It is notable and surprising that the Dick-Read group, employing relaxation, actually reported morepain than the control group during the second stage of labour. That’s consistent with the paradoxical finding of the component analysis by Furneaux and Chapple discussed above, which also reported that women taught relaxation techniques reported labour as “more unpleasant” than controls, who received no preparation.  In other words, in both these studies, relaxation training appears to have been associated with increased pain and discomfort, whereas hypnosis was associated with improvements on the same measures.

The graph below compares the subjective ratings of pain reported by the 210 women in these three groups during the first and second stages of labour.

image

Hilgard’s conclusion, after reviewing these and the other studies available to him was as follows,

The evidence is clear that for many women hypnotic preparation can provide for a comfortable, participative labour and delivery.  The mother is aware of what is going on and can assist in the birth process with a minimum of pain.  The outcome appears to be good for the mother and the newborn infant, not to mention for the father, if he has shared in it all.
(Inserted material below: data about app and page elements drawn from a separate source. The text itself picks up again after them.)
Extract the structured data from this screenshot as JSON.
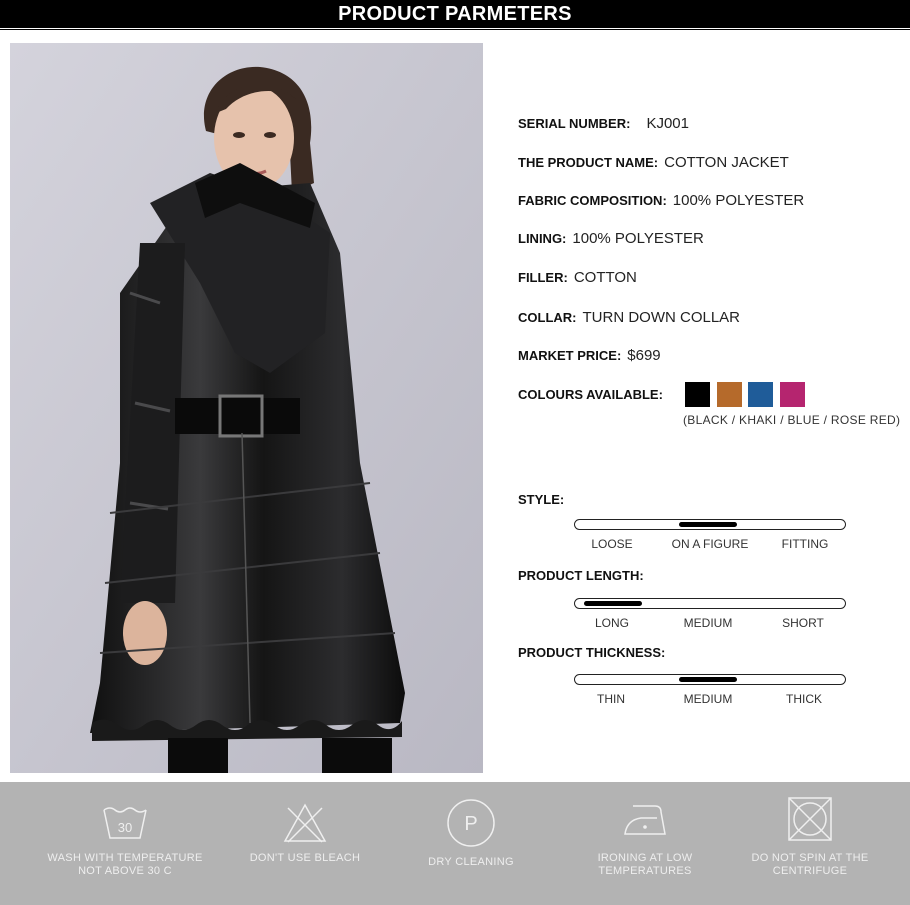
{
  "header": {
    "title": "PRODUCT PARMETERS"
  },
  "specs": {
    "serial_key": "SERIAL NUMBER:",
    "serial_val": "KJ001",
    "name_key": "THE PRODUCT NAME:",
    "name_val": "COTTON JACKET",
    "fabric_key": "FABRIC COMPOSITION:",
    "fabric_val": "100% POLYESTER",
    "lining_key": "LINING:",
    "lining_val": "100% POLYESTER",
    "filler_key": "FILLER:",
    "filler_val": "COTTON",
    "collar_key": "COLLAR:",
    "collar_val": "TURN DOWN COLLAR",
    "price_key": "MARKET PRICE:",
    "price_val": "$699",
    "colours_key": "COLOURS AVAILABLE:",
    "colours_names": "(BLACK / KHAKI / BLUE / ROSE RED)"
  },
  "colours": [
    "#000000",
    "#b56a2b",
    "#1f5c99",
    "#b5256f"
  ],
  "style": {
    "title": "STYLE:",
    "labels": [
      "LOOSE",
      "ON A FIGURE",
      "FITTING"
    ],
    "selected": "ON A FIGURE"
  },
  "length": {
    "title": "PRODUCT LENGTH:",
    "labels": [
      "LONG",
      "MEDIUM",
      "SHORT"
    ],
    "selected": "LONG"
  },
  "thickness": {
    "title": "PRODUCT THICKNESS:",
    "labels": [
      "THIN",
      "MEDIUM",
      "THICK"
    ],
    "selected": "MEDIUM"
  },
  "care": {
    "wash_temp": "30",
    "wash_line1": "WASH WITH TEMPERATURE",
    "wash_line2": "NOT ABOVE 30 C",
    "bleach": "DON'T USE BLEACH",
    "dry_letter": "P",
    "dry": "DRY CLEANING",
    "iron_line1": "IRONING AT LOW",
    "iron_line2": "TEMPERATURES",
    "spin_line1": "DO NOT SPIN AT THE",
    "spin_line2": "CENTRIFUGE"
  }
}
The exact proportion of women who can benefit cannot be specified, but of those who wish to have their babies with the help of hypnosis, a substantial fraction are likely to be successful. (p. 116)

About the author | Donald Robertson

Donald is a writer and trainer, with over twenty years’ experience. He’s a specialist in teaching evidence-based psychological skills, and known as an expert on the relationship between modern cognitive-behavioural therapy (CBT) and and classical Greek and Roman philosophy. Donald is the original founder of The UK College of Hypnosis & Hypnotherapy, setting up in 2003 under the name Hypnosynthesis. Donald developed the evidence-based hypnotherapy approach taught in the College. He also has been instrumental in the further integration of hypnosis with CBT – both via the training courses of the College and his publication: The Practice of Cognitive Behavioural Hypnotherapy. He passed the College along to Mark Davis in 2013. He now lives in Canada